been putting off for a couple of weeks. And to make matters worse it
belongs to my wife. It is a platinum ring set with diamonds and a
very nice tanzanite that she picked out for herself at the Tucson
show several years ago. It needed to be sized from a 5 1/2 to a 6
1/2. I did not want to heat this tanzanite at all and was left with
the thought of running it over to a friend who has a laser welder.

I own a PUK111 welder and have been using it to weld orings and to
tack items together before soldering. I decided to see if it would
size a platinum ring. What did I have to lose? Worst case I would
have my friend laser a new 1/2 shank on it. To my amazement it did a
beautiful job. I fit in the right size piece of sizing stock turned
it to full power and welded all the way around the seams. It never
got too hot to hold in my fingers. I put it on a ring mandrel and
tapped it up the last 1/8 of a size and the weld held. It had a tiny
bit of porosity that was easily taken care of with a burnisher.
Sanded and polished, the seam is much less visible than any that I
could have done with and easy platinum solder.

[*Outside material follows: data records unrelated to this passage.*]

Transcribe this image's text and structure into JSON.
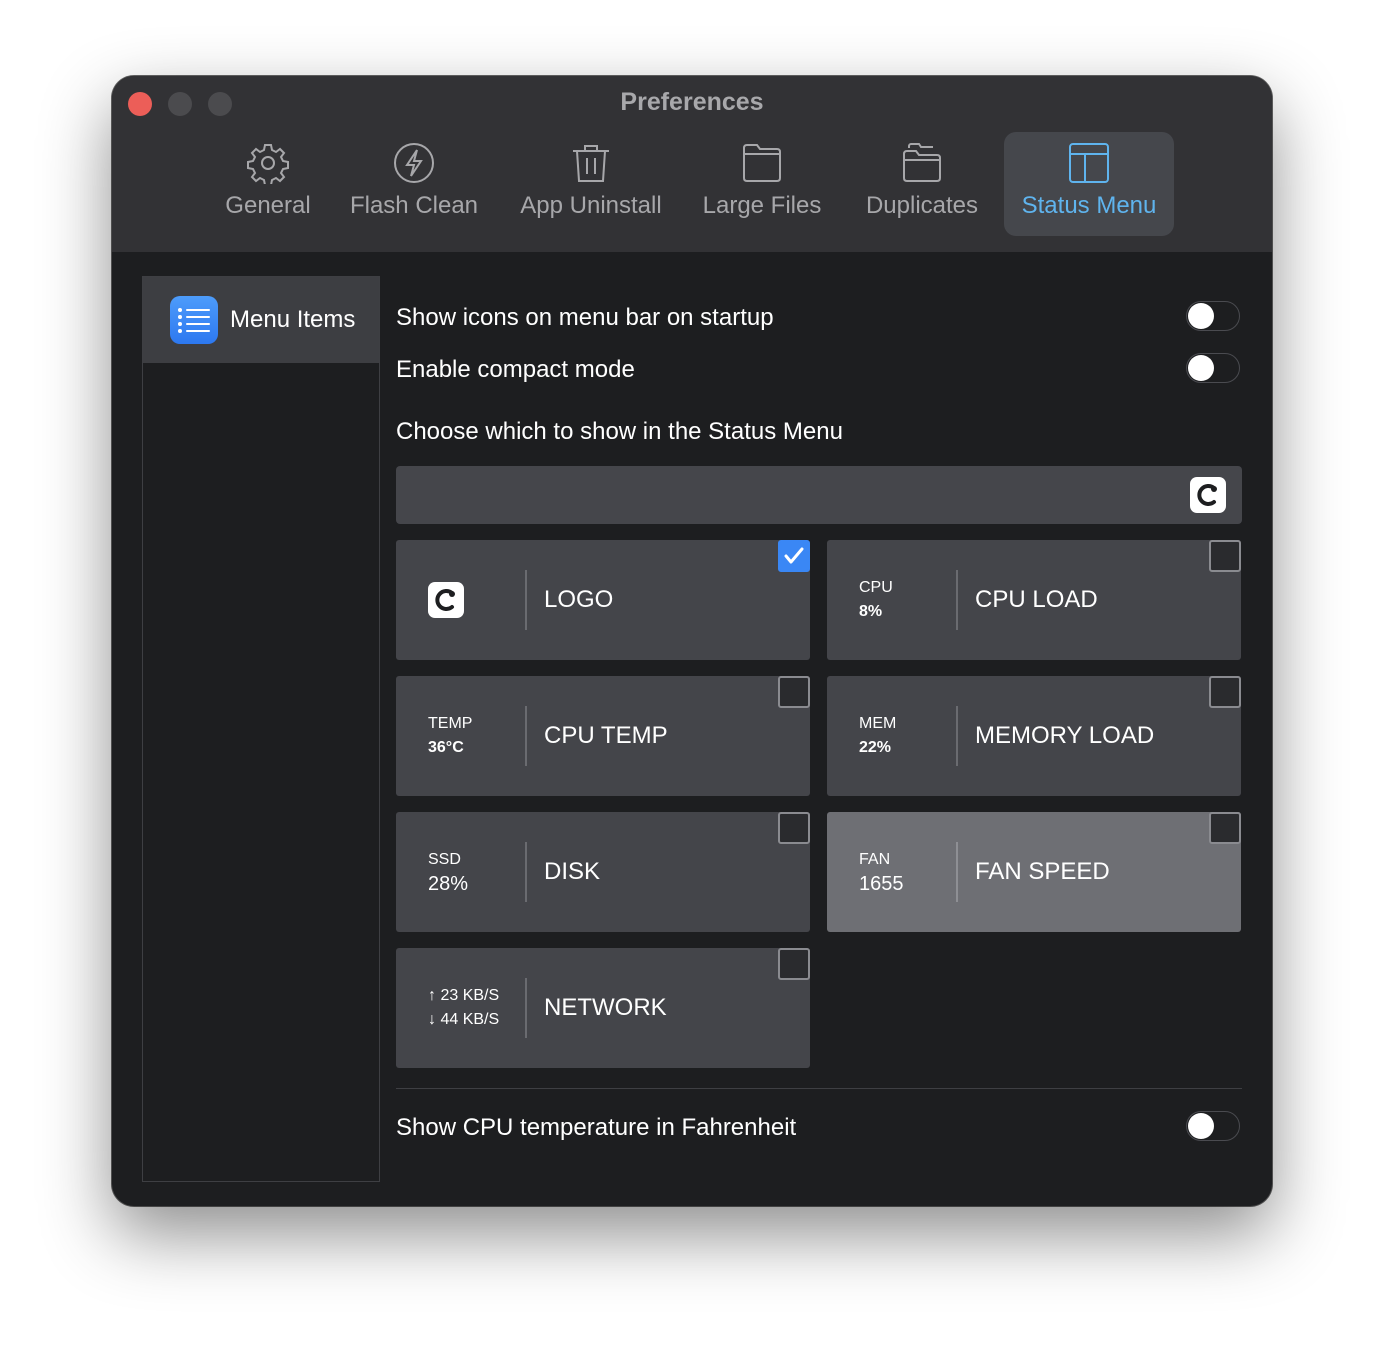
{
  "window": {
    "title": "Preferences"
  },
  "toolbar": {
    "tabs": [
      {
        "label": "General",
        "icon": "gear-icon"
      },
      {
        "label": "Flash Clean",
        "icon": "lightning-icon"
      },
      {
        "label": "App Uninstall",
        "icon": "trash-icon"
      },
      {
        "label": "Large Files",
        "icon": "folder-icon"
      },
      {
        "label": "Duplicates",
        "icon": "folders-icon"
      },
      {
        "label": "Status Menu",
        "icon": "layout-icon",
        "active": true
      }
    ]
  },
  "sidebar": {
    "items": [
      {
        "label": "Menu Items",
        "icon": "list-icon",
        "selected": true
      }
    ]
  },
  "settings": {
    "show_icons_startup": {
      "label": "Show icons on menu bar on startup",
      "on": false
    },
    "compact_mode": {
      "label": "Enable compact mode",
      "on": false
    },
    "choose_heading": "Choose which to show in the Status Menu",
    "fahrenheit": {
      "label": "Show CPU temperature in Fahrenheit",
      "on": false
    }
  },
  "items": [
    {
      "name": "LOGO",
      "checked": true
    },
    {
      "name": "CPU LOAD",
      "line1": "CPU",
      "line2": "8%",
      "checked": false
    },
    {
      "name": "CPU TEMP",
      "line1": "TEMP",
      "line2": "36°C",
      "checked": false
    },
    {
      "name": "MEMORY LOAD",
      "line1": "MEM",
      "line2": "22%",
      "checked": false
    },
    {
      "name": "DISK",
      "line1": "SSD",
      "line2": "28%",
      "checked": false
    },
    {
      "name": "FAN SPEED",
      "line1": "FAN",
      "line2": "1655",
      "checked": false
    },
    {
      "name": "NETWORK",
      "line1": "↑ 23 KB/S",
      "line2": "↓ 44 KB/S",
      "checked": false
    }
  ],
  "colors": {
    "accent": "#5fb4ee",
    "checkbox_on": "#3a87f5",
    "window_bg": "#1d1e20",
    "titlebar_bg": "#323235"
  }
}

This from a machine
that cost me $2695.00 Is that about one tenth of the cost of a
laser welder?

John Wade
Wade Designs
wadedesigns@aol.com


#2
To my amazement it did a beautiful job. I fit in the right size
piece of sizing stock turned it to full power and welded all the
way around the seams. It never got too hot to hold in my fingers. 

John, this is essentially the same as it’s done with a laser, and
the caution for a good weld is similar. You want to be sure your
weld is penetrating deeply enough to go all the way through by the
time you’ve done it from all sides. If not, you’ll have a seam
that’s welded at the surface, but cracked (just not welded) in the
center, which might be quite a bit weaker than you realize. One way
it’s done with a laser is to fit the insert piece for sizing with a
gap, or litterally a V shaped trough, so the pieces contact only in
the center. Then weld starting in the bottom of that gap, filling it
in from the bottom till you’re up to the original surface level.
That way you know you’ve got a solid piece of metal. And it can then
help, with platinum, to stress relieve the welds. That means quickly
heating the weld (with a small sharp torch flame) to a low red heat
for a moment. Not a full anneal, but enough so the weld isn’t
brittle. Platinum is a poor enough heat conductor that you can do
this with even a heat sensative stone in the ring. In fact, to be
sure, hold the top of the ring (and stone) in your fingers while you
do this. Takes just a moment, and the heat won’t travel far from the
weld at all. With the PUK welders, your main challenge is welding
properly down in the bottom of that open gap or notch, slightly
harder to do than with a laser. Do a few tests on scrap metal to
see just how deeply the weld actually penetrates (weld a joint from
one side only, and break it again, then examine the broken weld).
That will tell you how much you need to do in this regard to get full
weld penetration. The test results will depend on not just the
power setting, but on the metal type as well, just as with a laser.

Peter